— Task objective —
The records below are to be restated word for word, with their images omitted.
----------------------------------------
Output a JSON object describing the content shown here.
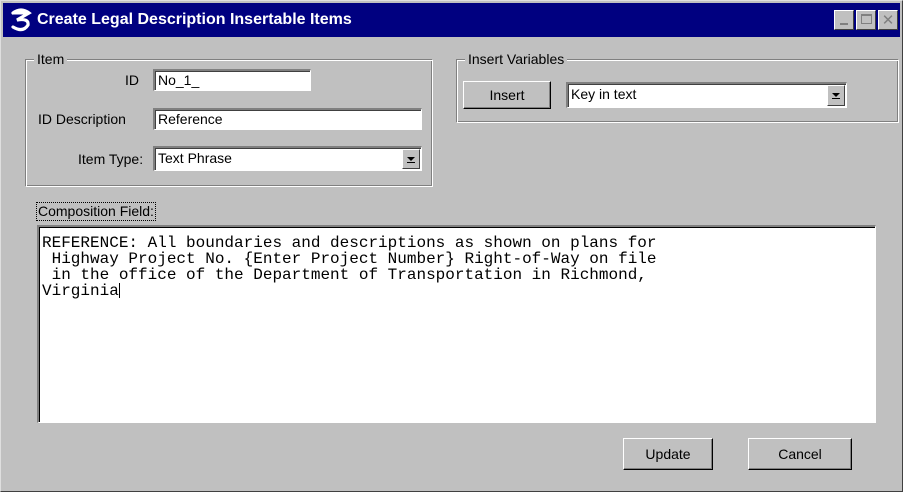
{
  "window": {
    "title": "Create Legal Description Insertable Items"
  },
  "item_group": {
    "title": "Item",
    "id_label": "ID",
    "id_value": "No_1_",
    "description_label": "ID Description",
    "description_value": "Reference",
    "type_label": "Item Type:",
    "type_value": "Text Phrase"
  },
  "insert_group": {
    "title": "Insert Variables",
    "insert_button": "Insert",
    "variable_value": "Key in text"
  },
  "composition": {
    "label": "Composition Field:",
    "lines": [
      "REFERENCE: All boundaries and descriptions as shown on plans for",
      " Highway Project No. {Enter Project Number} Right-of-Way on file",
      " in the office of the Department of Transportation in Richmond,",
      "Virginia"
    ]
  },
  "buttons": {
    "update": "Update",
    "cancel": "Cancel"
  },
  "icons": {
    "app": "app-logo-icon",
    "minimize": "minimize-icon",
    "maximize": "maximize-icon",
    "close": "close-icon",
    "dropdown": "chevron-down-icon"
  },
  "colors": {
    "titlebar": "#000080",
    "window_bg": "#c0c0c0",
    "field_bg": "#ffffff"
  }
}
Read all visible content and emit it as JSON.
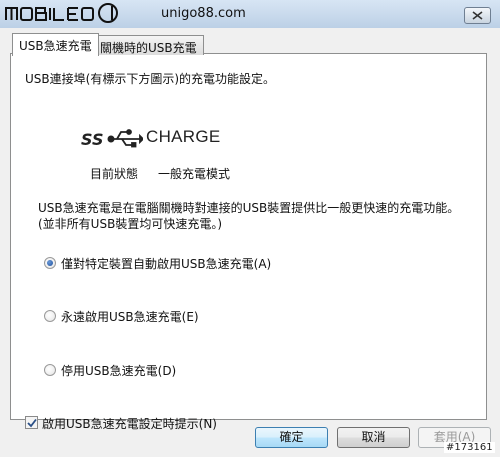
{
  "window": {
    "logo_text": "MOBILE01",
    "title": "unigo88.com"
  },
  "tabs": [
    {
      "label": "USB急速充電",
      "active": true
    },
    {
      "label": "關機時的USB充電",
      "active": false
    }
  ],
  "panel": {
    "intro": "USB連接埠(有標示下方圖示)的充電功能設定。",
    "charge_icon_label": "CHARGE",
    "status_label": "目前狀態",
    "status_value": "一般充電模式",
    "description_line1": "USB急速充電是在電腦關機時對連接的USB裝置提供比一般更快速的充電功能。",
    "description_line2": "(並非所有USB裝置均可快速充電。)",
    "options": [
      {
        "label": "僅對特定裝置自動啟用USB急速充電(A)",
        "selected": true
      },
      {
        "label": "永遠啟用USB急速充電(E)",
        "selected": false
      },
      {
        "label": "停用USB急速充電(D)",
        "selected": false
      }
    ],
    "checkbox": {
      "label": "啟用USB急速充電設定時提示(N)",
      "checked": true
    }
  },
  "buttons": {
    "ok": "確定",
    "cancel": "取消",
    "apply": "套用(A)"
  },
  "watermark": "#173161",
  "colors": {
    "titlebar": "#c7d8ea",
    "radio_selected": "#1d4f9c",
    "ok_button": "#bee6fd"
  }
}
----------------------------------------
— Answer for this exercise —
Output a JSON object describing the content shown here.
{
  "window": {
    "title": "Create Legal Description Insertable Items"
  },
  "item_group": {
    "title": "Item",
    "id_label": "ID",
    "id_value": "No_1_",
    "description_label": "ID Description",
    "description_value": "Reference",
    "type_label": "Item Type:",
    "type_value": "Text Phrase"
  },
  "insert_group": {
    "title": "Insert Variables",
    "insert_button": "Insert",
    "variable_value": "Key in text"
  },
  "composition": {
    "label": "Composition Field:",
    "lines": [
      "REFERENCE: All boundaries and descriptions as shown on plans for",
      " Highway Project No. {Enter Project Number} Right-of-Way on file",
      " in the office of the Department of Transportation in Richmond,",
      "Virginia"
    ]
  },
  "buttons": {
    "update": "Update",
    "cancel": "Cancel"
  },
  "icons": {
    "app": "app-logo-icon",
    "minimize": "minimize-icon",
    "maximize": "maximize-icon",
    "close": "close-icon",
    "dropdown": "chevron-down-icon"
  },
  "colors": {
    "titlebar": "#000080",
    "window_bg": "#c0c0c0",
    "field_bg": "#ffffff"
  }
}
Read all visible content and emit it as JSON.
{
  "window": {
    "logo_text": "MOBILE01",
    "title": "unigo88.com"
  },
  "tabs": [
    {
      "label": "USB急速充電",
      "active": true
    },
    {
      "label": "關機時的USB充電",
      "active": false
    }
  ],
  "panel": {
    "intro": "USB連接埠(有標示下方圖示)的充電功能設定。",
    "charge_icon_label": "CHARGE",
    "status_label": "目前狀態",
    "status_value": "一般充電模式",
    "description_line1": "USB急速充電是在電腦關機時對連接的USB裝置提供比一般更快速的充電功能。",
    "description_line2": "(並非所有USB裝置均可快速充電。)",
    "options": [
      {
        "label": "僅對特定裝置自動啟用USB急速充電(A)",
        "selected": true
      },
      {
        "label": "永遠啟用USB急速充電(E)",
        "selected": false
      },
      {
        "label": "停用USB急速充電(D)",
        "selected": false
      }
    ],
    "checkbox": {
      "label": "啟用USB急速充電設定時提示(N)",
      "checked": true
    }
  },
  "buttons": {
    "ok": "確定",
    "cancel": "取消",
    "apply": "套用(A)"
  },
  "watermark": "#173161",
  "colors": {
    "titlebar": "#c7d8ea",
    "radio_selected": "#1d4f9c",
    "ok_button": "#bee6fd"
  }
}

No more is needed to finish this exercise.